A study says that increased human land-use may put 1,700 species of amphibians, birds, and mammals at greater extinction risk over the next 50 years, by shrinking their natural habitats. The study, published in the journal Nature Climate Change, combined information on the current geographic distributions of about 19,400 species worldwide with changes to the land cover projected under four different trajectories.
The study shows that under a middle-of-the-road scenario of moderate changes in human land-use about 1,700 species will likely experience marked increases in their extinction risk over the next 50 years. These species of concern include 886 species of amphibians, 436 species of birds, and 376 species of mammals — all of which are predicted to have a high increase in their risk of extinction.
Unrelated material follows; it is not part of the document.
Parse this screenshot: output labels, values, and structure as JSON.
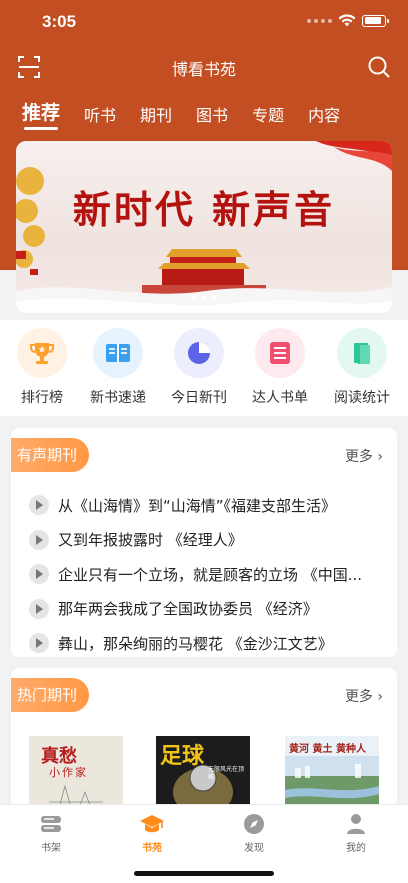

Among them are species whose fates will be particularly dire, such as the Lombok cross frog (Indonesia), the Nile lechwe (South Sudan), the pale-browed tree hunter (Brazil) and the curve-billed reedhaunter (Argentina, Brazil, Uruguay) which are all predicted to lose around half of their present-day geographic range in the next five decades.